Compute Distance between Partitions

plan_distances(plans, measure = "variation of information", ncores = 1)

redist.distances(plans, measure = "Hamming", ncores = 1, total_pop = NULL)



A matrix with one row for each precinct and one column for each map. Required.


String vector indicating which distances to compute. Implemented currently are "Hamming", "Manhattan", "Euclidean", and "variation of information", Use "all" to return all implemented measures. Not case sensitive, and any unique substring is enough, e.g. "ham" for Hamming, or "info" for variation of information.


Number of cores to use for parallel computing. Default is 1.


The vector of precinct populations. Used only if computing variation of information. If not provided, equal population of precincts will be assumed, i.e. the VI will be computed with respect to the precincts themselves, and not the population.

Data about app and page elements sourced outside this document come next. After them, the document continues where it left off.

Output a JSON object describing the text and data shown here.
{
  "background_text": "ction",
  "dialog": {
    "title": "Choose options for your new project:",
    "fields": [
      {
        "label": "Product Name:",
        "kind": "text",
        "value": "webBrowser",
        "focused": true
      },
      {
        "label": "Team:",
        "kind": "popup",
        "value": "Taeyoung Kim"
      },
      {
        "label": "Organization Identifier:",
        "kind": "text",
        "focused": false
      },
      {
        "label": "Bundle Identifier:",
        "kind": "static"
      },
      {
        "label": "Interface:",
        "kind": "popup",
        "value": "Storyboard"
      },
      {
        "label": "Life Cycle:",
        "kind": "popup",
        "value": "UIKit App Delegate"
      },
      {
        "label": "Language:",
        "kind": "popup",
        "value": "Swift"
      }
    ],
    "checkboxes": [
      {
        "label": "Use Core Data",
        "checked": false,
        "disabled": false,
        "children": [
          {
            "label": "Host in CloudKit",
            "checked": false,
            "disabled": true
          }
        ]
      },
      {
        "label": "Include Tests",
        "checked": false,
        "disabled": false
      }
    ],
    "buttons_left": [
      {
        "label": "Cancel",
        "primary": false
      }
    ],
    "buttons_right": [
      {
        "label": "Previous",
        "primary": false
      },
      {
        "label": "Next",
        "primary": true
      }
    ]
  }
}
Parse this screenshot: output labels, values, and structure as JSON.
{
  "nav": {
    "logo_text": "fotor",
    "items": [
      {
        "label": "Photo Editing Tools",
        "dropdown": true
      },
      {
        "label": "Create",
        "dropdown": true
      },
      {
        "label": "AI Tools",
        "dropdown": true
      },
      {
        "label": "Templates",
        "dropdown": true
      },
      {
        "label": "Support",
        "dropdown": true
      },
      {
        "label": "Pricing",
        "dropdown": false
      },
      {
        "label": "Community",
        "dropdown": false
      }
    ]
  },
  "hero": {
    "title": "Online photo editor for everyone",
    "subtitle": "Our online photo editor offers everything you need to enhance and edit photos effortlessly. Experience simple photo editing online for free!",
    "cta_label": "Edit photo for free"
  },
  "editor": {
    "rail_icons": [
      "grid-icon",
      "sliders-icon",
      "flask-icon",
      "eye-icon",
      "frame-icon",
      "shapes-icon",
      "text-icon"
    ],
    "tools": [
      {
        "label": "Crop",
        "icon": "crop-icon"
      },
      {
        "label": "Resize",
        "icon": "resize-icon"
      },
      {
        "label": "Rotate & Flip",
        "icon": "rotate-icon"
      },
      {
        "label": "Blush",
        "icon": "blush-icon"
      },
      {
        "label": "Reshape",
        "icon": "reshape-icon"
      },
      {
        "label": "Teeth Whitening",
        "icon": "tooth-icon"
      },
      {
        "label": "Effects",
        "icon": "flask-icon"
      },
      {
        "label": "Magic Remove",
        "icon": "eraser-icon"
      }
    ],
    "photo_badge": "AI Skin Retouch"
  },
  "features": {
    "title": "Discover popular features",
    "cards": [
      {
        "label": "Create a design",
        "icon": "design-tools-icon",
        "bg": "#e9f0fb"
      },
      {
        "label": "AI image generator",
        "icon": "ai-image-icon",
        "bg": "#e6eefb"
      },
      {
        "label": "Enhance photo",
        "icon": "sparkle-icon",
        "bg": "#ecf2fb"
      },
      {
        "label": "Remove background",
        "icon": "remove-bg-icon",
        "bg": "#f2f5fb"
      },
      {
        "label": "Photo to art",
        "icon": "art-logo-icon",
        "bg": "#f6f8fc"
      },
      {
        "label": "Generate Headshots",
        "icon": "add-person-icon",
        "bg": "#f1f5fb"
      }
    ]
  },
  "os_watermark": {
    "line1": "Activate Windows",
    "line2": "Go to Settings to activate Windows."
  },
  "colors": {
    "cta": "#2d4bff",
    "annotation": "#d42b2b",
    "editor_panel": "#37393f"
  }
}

distance_matrix returns a numeric distance matrix for the chosen metric. a named list of distance matrices, one for each distance measure selected.


Hamming distance measures the number of different precinct assignments between plans. Manhattan and Euclidean distances are the 1- and 2-norms for the assignment vectors. All three of the Hamming, Manhattan, and Euclidean distances implemented here are not invariant to permutations of the district labels; permuting will cause large changes in measured distance, and maps which are identical up to a permutation may be computed to be maximally distant.

Variation of Information is a metric on population partitions (i.e., districtings) which is invariant to permutations of the district labels, and arises out of information theory. It is calculated as $$ VI(\xi, \xi') = -\sum_{i=1}^n\sum_{j=1}^n pop(\xi_i \cap \xi'_j)/P (2log(pop(\xi_i \cap \xi'_j)) - log(pop(\xi_i)) - log(pop(\xi'_j))) $$ where \(\xi,\xi'\) are the partitions, \(\xi_i,\xi_j\) the individual districts, \(pop(\cdot)\) is the population, and \(P\) the total population of the state. VI is also expressible as the difference between the joint entropy and the mutual information (see references).


Cover, T. M. and Thomas, J. A. (2006). Elements of information theory. John Wiley & Sons, 2 edition.



plans_05 <- fl25_enum$plans[, fl25_enum$pop_dev <= 0.05]
distances <- redist.distances(plans_05)
distances$Hamming[1:5, 1:5]
#>      [,1] [,2] [,3] [,4] [,5]
#> [1,]    0    2    3    2    8
#> [2,]    2    0    4    3    9
#> [3,]    3    4    0    1    5
#> [4,]    2    3    1    0    6
#> [5,]    8    9    5    6    0